--- Excerpted data ---

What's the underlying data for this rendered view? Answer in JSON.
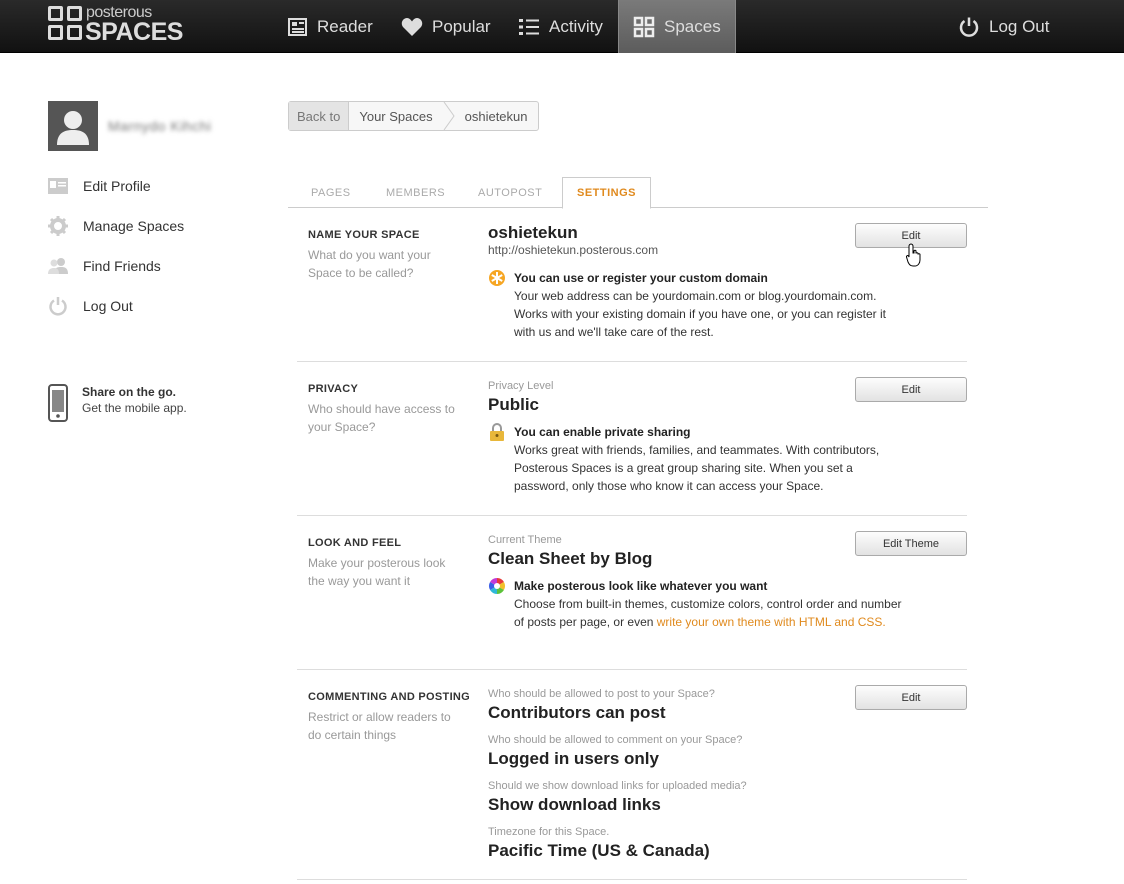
{
  "brand": {
    "top": "posterous",
    "bottom": "SPACES"
  },
  "nav": {
    "reader": "Reader",
    "popular": "Popular",
    "activity": "Activity",
    "spaces": "Spaces",
    "logout": "Log Out"
  },
  "profile": {
    "username": "Marnydo Kihchi"
  },
  "sidebar": {
    "items": [
      {
        "label": "Edit Profile",
        "icon": "id-card-icon"
      },
      {
        "label": "Manage Spaces",
        "icon": "gear-icon"
      },
      {
        "label": "Find Friends",
        "icon": "people-icon"
      },
      {
        "label": "Log Out",
        "icon": "power-icon"
      }
    ],
    "mobile_title": "Share on the go.",
    "mobile_sub": "Get the mobile app."
  },
  "breadcrumb": {
    "back": "Back to",
    "spaces": "Your Spaces",
    "current": "oshietekun"
  },
  "tabs": [
    "PAGES",
    "MEMBERS",
    "AUTOPOST",
    "SETTINGS"
  ],
  "sections": {
    "name": {
      "title": "NAME YOUR SPACE",
      "desc": "What do you want your Space to be called?",
      "value": "oshietekun",
      "url": "http://oshietekun.posterous.com",
      "button": "Edit",
      "note_title": "You can use or register your custom domain",
      "note_body": "Your web address can be yourdomain.com or blog.yourdomain.com. Works with your existing domain if you have one, or you can register it with us and we'll take care of the rest."
    },
    "privacy": {
      "title": "PRIVACY",
      "desc": "Who should have access to your Space?",
      "label": "Privacy Level",
      "value": "Public",
      "button": "Edit",
      "note_title": "You can enable private sharing",
      "note_body": "Works great with friends, families, and teammates. With contributors, Posterous Spaces is a great group sharing site. When you set a password, only those who know it can access your Space."
    },
    "look": {
      "title": "LOOK AND FEEL",
      "desc": "Make your posterous look the way you want it",
      "label": "Current Theme",
      "value": "Clean Sheet by Blog",
      "button": "Edit Theme",
      "note_title": "Make posterous look like whatever you want",
      "note_body": "Choose from built-in themes, customize colors, control order and number of posts per page, or even ",
      "note_link": "write your own theme with HTML and CSS."
    },
    "commenting": {
      "title": "COMMENTING AND POSTING",
      "desc": "Restrict or allow readers to do certain things",
      "button": "Edit",
      "post_label": "Who should be allowed to post to your Space?",
      "post_value": "Contributors can post",
      "comment_label": "Who should be allowed to comment on your Space?",
      "comment_value": "Logged in users only",
      "download_label": "Should we show download links for uploaded media?",
      "download_value": "Show download links",
      "tz_label": "Timezone for this Space.",
      "tz_value": "Pacific Time (US & Canada)"
    }
  },
  "colors": {
    "accent": "#e08a1e",
    "topbar": "#1a1a1a"
  }
}
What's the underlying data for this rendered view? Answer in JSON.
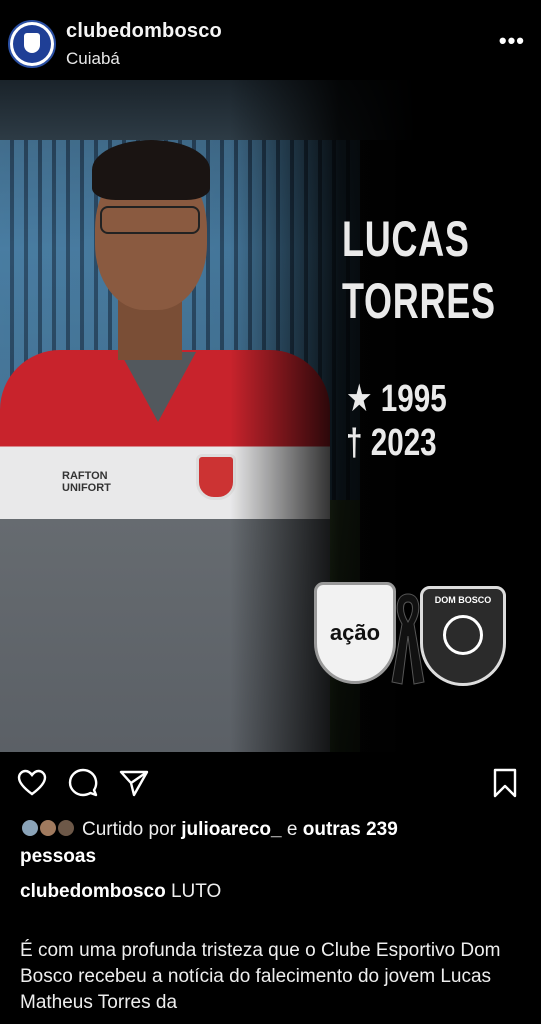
{
  "post_header": {
    "username": "clubedombosco",
    "location": "Cuiabá",
    "more_glyph": "•••"
  },
  "post_image": {
    "name_line1": "LUCAS",
    "name_line2": "TORRES",
    "birth": "★ 1995",
    "death": "† 2023",
    "shirt_brand": "RAFTON\nUNIFORT",
    "logo_left_text": "ação",
    "logo_right_text": "DOM BOSCO"
  },
  "actions": {
    "like_icon": "heart-icon",
    "comment_icon": "comment-icon",
    "share_icon": "share-icon",
    "save_icon": "bookmark-icon"
  },
  "likes": {
    "prefix": "Curtido por",
    "user": "julioareco_",
    "conj": "e",
    "others": "outras 239",
    "suffix": "pessoas"
  },
  "caption": {
    "username": "clubedombosco",
    "title": "LUTO",
    "body": "É com uma profunda tristeza que o Clube Esportivo Dom Bosco recebeu a notícia do falecimento do jovem Lucas Matheus Torres da"
  },
  "colors": {
    "background": "#000000",
    "text": "#f5f5f5",
    "brand_blue": "#1f3f96",
    "shirt_red": "#c8232c"
  }
}
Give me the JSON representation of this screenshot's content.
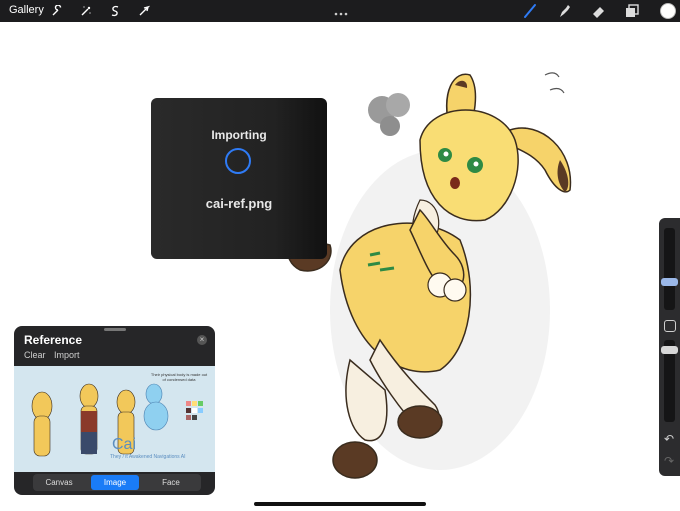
{
  "toolbar": {
    "gallery_label": "Gallery",
    "left_icons": [
      "wrench-icon",
      "magic-wand-icon",
      "selection-s-icon",
      "transform-arrow-icon"
    ],
    "right_icons": [
      "brush-icon",
      "smudge-icon",
      "eraser-icon",
      "layers-icon"
    ],
    "active_tool": "brush-icon",
    "current_color": "#ffffff",
    "accent": "#2f7bf5"
  },
  "import_dialog": {
    "title": "Importing",
    "filename": "cai-ref.png"
  },
  "reference": {
    "title": "Reference",
    "clear_label": "Clear",
    "import_label": "Import",
    "tabs": [
      {
        "label": "Canvas",
        "active": false
      },
      {
        "label": "Image",
        "active": true
      },
      {
        "label": "Face",
        "active": false
      }
    ],
    "image": {
      "name": "Cai",
      "subtitle": "They / it\nAwakened Navigations AI",
      "note": "Their physical body is made out of condensed data"
    }
  },
  "side_panel": {
    "undo_icon": "undo-icon",
    "redo_icon": "redo-icon"
  }
}
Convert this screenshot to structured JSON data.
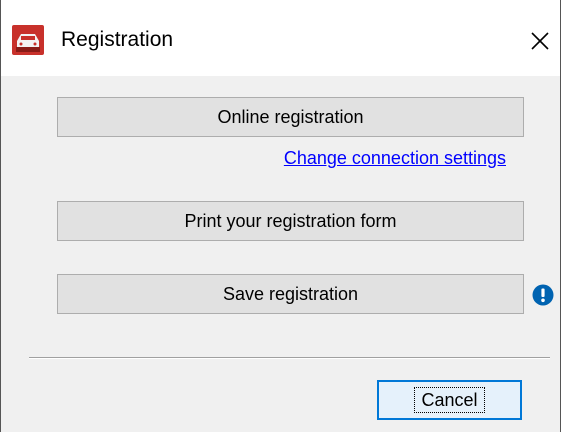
{
  "window": {
    "title": "Registration",
    "app_icon": "red-car-app-icon",
    "close_icon": "close-icon"
  },
  "buttons": {
    "online_registration": "Online registration",
    "print_form": "Print your registration form",
    "save_registration": "Save registration",
    "cancel": "Cancel"
  },
  "links": {
    "change_connection_settings": "Change connection settings"
  },
  "icons": {
    "save_status": "info-icon"
  },
  "colors": {
    "link": "#0000ff",
    "info_icon": "#0063b1",
    "app_icon": "#c8312b",
    "focus_border": "#0078d7"
  }
}
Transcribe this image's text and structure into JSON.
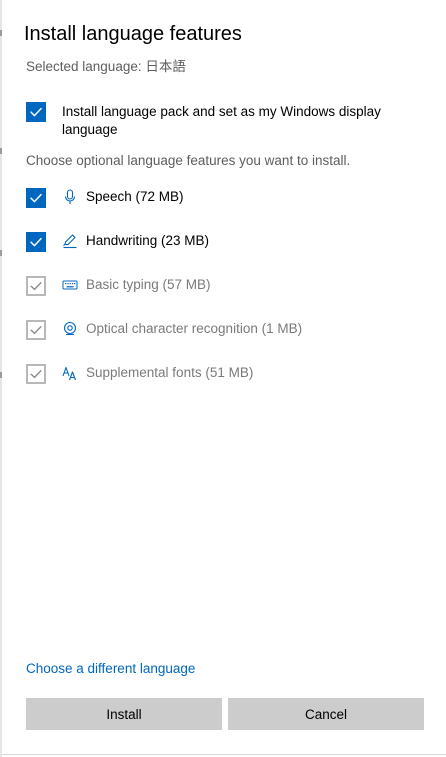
{
  "dialog": {
    "title": "Install language features",
    "selected_language_label": "Selected language: 日本語",
    "install_pack": {
      "checked": true,
      "label": "Install language pack and set as my Windows display language"
    },
    "optional_hint": "Choose optional language features you want to install.",
    "features": [
      {
        "label": "Speech (72 MB)",
        "icon": "microphone-icon",
        "checked": true,
        "enabled": true
      },
      {
        "label": "Handwriting (23 MB)",
        "icon": "pen-icon",
        "checked": true,
        "enabled": true
      },
      {
        "label": "Basic typing (57 MB)",
        "icon": "keyboard-icon",
        "checked": true,
        "enabled": false
      },
      {
        "label": "Optical character recognition (1 MB)",
        "icon": "ocr-icon",
        "checked": true,
        "enabled": false
      },
      {
        "label": "Supplemental fonts (51 MB)",
        "icon": "font-icon",
        "checked": true,
        "enabled": false
      }
    ],
    "change_language_link": "Choose a different language",
    "install_button": "Install",
    "cancel_button": "Cancel"
  },
  "colors": {
    "accent": "#0067c0",
    "button_bg": "#cccccc",
    "secondary_text": "#5d5d5d",
    "disabled_text": "#7a7a7a",
    "disabled_check": "#b8b8b8"
  }
}
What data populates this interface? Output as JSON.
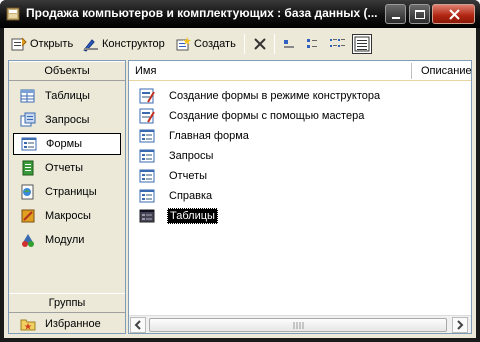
{
  "window": {
    "title": "Продажа компьютеров и комплектующих : база данных (...",
    "controls": [
      "minimize",
      "maximize",
      "close"
    ]
  },
  "toolbar": {
    "open_label": "Открыть",
    "design_label": "Конструктор",
    "create_label": "Создать",
    "views": [
      "large-icons",
      "small-icons",
      "list",
      "details"
    ],
    "active_view": "details"
  },
  "objects": {
    "header": "Объекты",
    "items": [
      {
        "label": "Таблицы",
        "icon": "table-icon"
      },
      {
        "label": "Запросы",
        "icon": "query-icon"
      },
      {
        "label": "Формы",
        "icon": "form-icon"
      },
      {
        "label": "Отчеты",
        "icon": "report-icon"
      },
      {
        "label": "Страницы",
        "icon": "page-icon"
      },
      {
        "label": "Макросы",
        "icon": "macro-icon"
      },
      {
        "label": "Модули",
        "icon": "module-icon"
      }
    ],
    "selected": "Формы"
  },
  "groups": {
    "header": "Группы",
    "items": [
      {
        "label": "Избранное",
        "icon": "favorites-folder-icon"
      }
    ]
  },
  "list": {
    "columns": [
      "Имя",
      "Описание"
    ],
    "items": [
      {
        "label": "Создание формы в режиме конструктора",
        "icon": "wizard-form-icon"
      },
      {
        "label": "Создание формы с помощью мастера",
        "icon": "wizard-form-icon"
      },
      {
        "label": "Главная форма",
        "icon": "form-icon"
      },
      {
        "label": "Запросы",
        "icon": "form-icon"
      },
      {
        "label": "Отчеты",
        "icon": "form-icon"
      },
      {
        "label": "Справка",
        "icon": "form-icon"
      },
      {
        "label": "Таблицы",
        "icon": "form-icon"
      }
    ],
    "selected": "Таблицы"
  },
  "colors": {
    "titlebar": "#000000",
    "panel": "#ece9d8",
    "border": "#7f9db9",
    "selection": "#000000"
  }
}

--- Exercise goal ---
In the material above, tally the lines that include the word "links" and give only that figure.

--- Written solution ---
3